North Yorkshire schools are to be targeted as part of a county-wide campaign to cut alcohol abuse.

Public health officials are concerned that a quarter of the local population is putting their health at risk by drinking.

The new purge will include warning pupils of the risks and a clamp-down on businesses who flout the law by selling to under-age customers.

Cllr Don Mackenzie, executive member for public health, said: “In North Yorkshire, although around one in seven adults abstains from alcohol, around a quarter of all people who drink are estimated to be drinking at harmful or hazardous levels.

“Alcohol-related hospital admissions are increasing year on year, and nearly 200 people die in North Yorkshire every year as a result of alcohol.”

There was also concern binge drinking was fuelling domestic violence, sex crimes and anti-social behaviour, he added.

He continued: “For too many people, harmful or hazardous drinking has become normal. We need to shift that culture so that low risk drinking becomes the norm.”

The strategy, drawn up by the County Council’s health team, also aims to boost specialist services and NHS checks on high risk groups, particularly in the 40-74 age bracket.

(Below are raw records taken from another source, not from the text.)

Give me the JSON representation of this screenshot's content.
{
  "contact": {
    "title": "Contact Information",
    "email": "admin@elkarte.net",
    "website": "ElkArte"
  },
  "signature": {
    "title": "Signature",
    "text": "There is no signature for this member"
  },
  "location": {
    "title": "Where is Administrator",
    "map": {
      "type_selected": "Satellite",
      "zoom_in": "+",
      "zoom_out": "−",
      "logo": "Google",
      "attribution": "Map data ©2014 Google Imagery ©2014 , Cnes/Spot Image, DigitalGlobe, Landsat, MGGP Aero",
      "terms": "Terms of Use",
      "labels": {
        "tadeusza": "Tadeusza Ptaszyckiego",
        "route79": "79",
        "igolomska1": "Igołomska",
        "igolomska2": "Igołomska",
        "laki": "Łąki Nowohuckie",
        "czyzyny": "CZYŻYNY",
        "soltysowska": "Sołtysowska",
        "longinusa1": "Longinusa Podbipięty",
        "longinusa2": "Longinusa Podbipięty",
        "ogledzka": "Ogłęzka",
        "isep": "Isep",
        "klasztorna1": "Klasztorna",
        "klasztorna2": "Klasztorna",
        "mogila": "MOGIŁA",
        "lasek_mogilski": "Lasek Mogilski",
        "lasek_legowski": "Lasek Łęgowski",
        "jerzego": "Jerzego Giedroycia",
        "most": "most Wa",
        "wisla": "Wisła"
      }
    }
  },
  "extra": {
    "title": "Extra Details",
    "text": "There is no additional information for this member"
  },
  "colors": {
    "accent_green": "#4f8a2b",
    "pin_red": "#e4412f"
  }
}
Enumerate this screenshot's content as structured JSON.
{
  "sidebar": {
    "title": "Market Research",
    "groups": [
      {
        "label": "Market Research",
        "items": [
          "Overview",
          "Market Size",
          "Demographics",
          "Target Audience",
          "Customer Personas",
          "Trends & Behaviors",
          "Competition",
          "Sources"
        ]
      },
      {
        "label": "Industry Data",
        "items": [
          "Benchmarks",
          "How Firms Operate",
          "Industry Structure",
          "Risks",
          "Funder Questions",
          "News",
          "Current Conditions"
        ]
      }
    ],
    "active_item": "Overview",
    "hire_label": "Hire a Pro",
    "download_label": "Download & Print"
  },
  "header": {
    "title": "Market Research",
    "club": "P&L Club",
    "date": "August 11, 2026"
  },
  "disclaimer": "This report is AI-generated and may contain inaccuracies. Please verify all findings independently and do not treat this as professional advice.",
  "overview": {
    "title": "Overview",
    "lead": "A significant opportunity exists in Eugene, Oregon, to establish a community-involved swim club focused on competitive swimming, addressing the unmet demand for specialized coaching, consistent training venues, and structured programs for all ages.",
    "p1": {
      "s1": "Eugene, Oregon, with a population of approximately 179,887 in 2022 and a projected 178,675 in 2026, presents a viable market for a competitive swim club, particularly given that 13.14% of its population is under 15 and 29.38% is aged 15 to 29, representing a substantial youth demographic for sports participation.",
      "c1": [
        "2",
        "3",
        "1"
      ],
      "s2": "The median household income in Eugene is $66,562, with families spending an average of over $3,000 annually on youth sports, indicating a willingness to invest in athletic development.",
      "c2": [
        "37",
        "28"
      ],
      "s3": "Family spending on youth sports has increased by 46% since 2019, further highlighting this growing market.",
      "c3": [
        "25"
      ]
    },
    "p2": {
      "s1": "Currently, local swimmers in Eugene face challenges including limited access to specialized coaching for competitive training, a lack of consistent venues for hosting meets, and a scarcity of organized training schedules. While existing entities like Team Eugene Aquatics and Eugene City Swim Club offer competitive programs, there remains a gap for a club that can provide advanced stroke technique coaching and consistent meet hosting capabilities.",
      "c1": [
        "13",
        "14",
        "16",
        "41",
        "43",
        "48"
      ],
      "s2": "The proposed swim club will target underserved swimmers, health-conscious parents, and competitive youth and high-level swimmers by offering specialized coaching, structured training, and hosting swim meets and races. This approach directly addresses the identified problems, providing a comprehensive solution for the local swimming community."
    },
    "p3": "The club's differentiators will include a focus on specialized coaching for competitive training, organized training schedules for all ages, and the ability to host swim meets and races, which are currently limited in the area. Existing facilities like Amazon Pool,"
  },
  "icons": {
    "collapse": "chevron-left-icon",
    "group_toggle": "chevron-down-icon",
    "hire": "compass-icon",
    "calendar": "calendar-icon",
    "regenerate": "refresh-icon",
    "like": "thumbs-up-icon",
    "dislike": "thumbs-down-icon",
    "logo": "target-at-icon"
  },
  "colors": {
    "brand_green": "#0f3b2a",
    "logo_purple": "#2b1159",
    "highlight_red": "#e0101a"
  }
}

It will also look a minimum pricing policy for alcohol and if soft drinks can be made cheaper in pubs.